───── Data shown ─────
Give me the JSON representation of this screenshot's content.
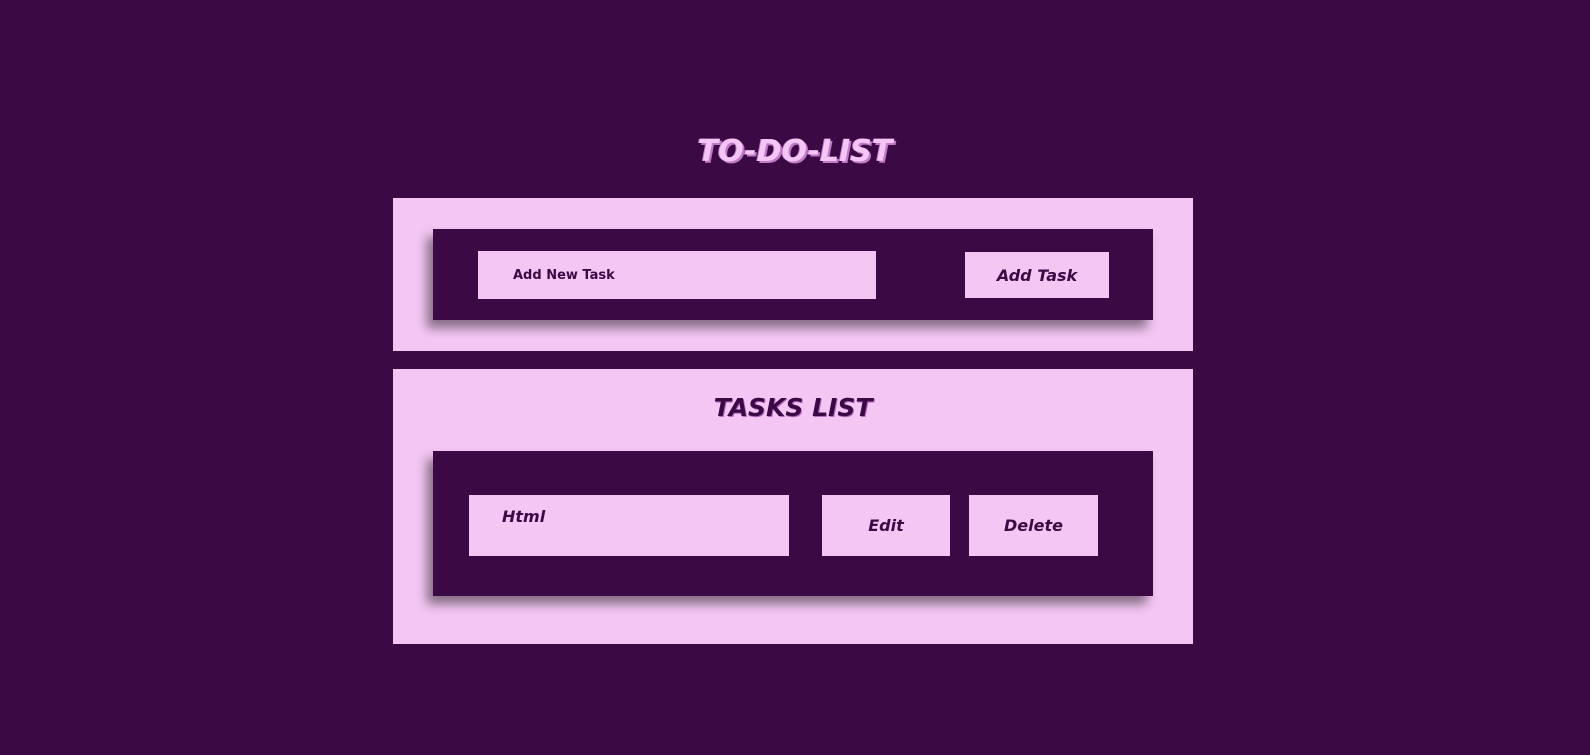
{
  "app": {
    "title": "TO-DO-LIST"
  },
  "add_task": {
    "input_placeholder": "Add New Task",
    "input_value": "",
    "button_label": "Add Task"
  },
  "tasks_list": {
    "heading": "TASKS LIST",
    "items": [
      {
        "text": "Html",
        "edit_label": "Edit",
        "delete_label": "Delete"
      }
    ]
  },
  "colors": {
    "background": "#3b0944",
    "panel": "#f3c6f4",
    "text_dark": "#3b0944",
    "title_light": "#f4c6f5"
  }
}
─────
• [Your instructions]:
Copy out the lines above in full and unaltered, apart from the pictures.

• [Answer to the problem]:
Give me the JSON representation of this screenshot's content.
{
  "app": {
    "title": "TO-DO-LIST"
  },
  "add_task": {
    "input_placeholder": "Add New Task",
    "input_value": "",
    "button_label": "Add Task"
  },
  "tasks_list": {
    "heading": "TASKS LIST",
    "items": [
      {
        "text": "Html",
        "edit_label": "Edit",
        "delete_label": "Delete"
      }
    ]
  },
  "colors": {
    "background": "#3b0944",
    "panel": "#f3c6f4",
    "text_dark": "#3b0944",
    "title_light": "#f4c6f5"
  }
}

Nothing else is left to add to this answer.